How to complete this task
Reproduce the whole of the data exactly.

Items from an interface collection
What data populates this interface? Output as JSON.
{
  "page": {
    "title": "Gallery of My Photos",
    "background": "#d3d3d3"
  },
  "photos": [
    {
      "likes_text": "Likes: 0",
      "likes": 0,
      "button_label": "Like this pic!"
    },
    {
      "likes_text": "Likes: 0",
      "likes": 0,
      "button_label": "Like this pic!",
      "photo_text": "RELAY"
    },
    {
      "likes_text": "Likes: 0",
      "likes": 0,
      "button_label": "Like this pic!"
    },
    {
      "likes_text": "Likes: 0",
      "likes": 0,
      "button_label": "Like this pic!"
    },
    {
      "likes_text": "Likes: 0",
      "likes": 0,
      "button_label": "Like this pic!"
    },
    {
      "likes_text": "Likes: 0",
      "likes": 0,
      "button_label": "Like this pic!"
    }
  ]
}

Task answer
What data populates this interface? Output as JSON.
{
  "page": {
    "title": "Gallery of My Photos",
    "background": "#d3d3d3"
  },
  "photos": [
    {
      "likes_text": "Likes: 0",
      "likes": 0,
      "button_label": "Like this pic!"
    },
    {
      "likes_text": "Likes: 0",
      "likes": 0,
      "button_label": "Like this pic!",
      "photo_text": "RELAY"
    },
    {
      "likes_text": "Likes: 0",
      "likes": 0,
      "button_label": "Like this pic!"
    },
    {
      "likes_text": "Likes: 0",
      "likes": 0,
      "button_label": "Like this pic!"
    },
    {
      "likes_text": "Likes: 0",
      "likes": 0,
      "button_label": "Like this pic!"
    },
    {
      "likes_text": "Likes: 0",
      "likes": 0,
      "button_label": "Like this pic!"
    }
  ]
}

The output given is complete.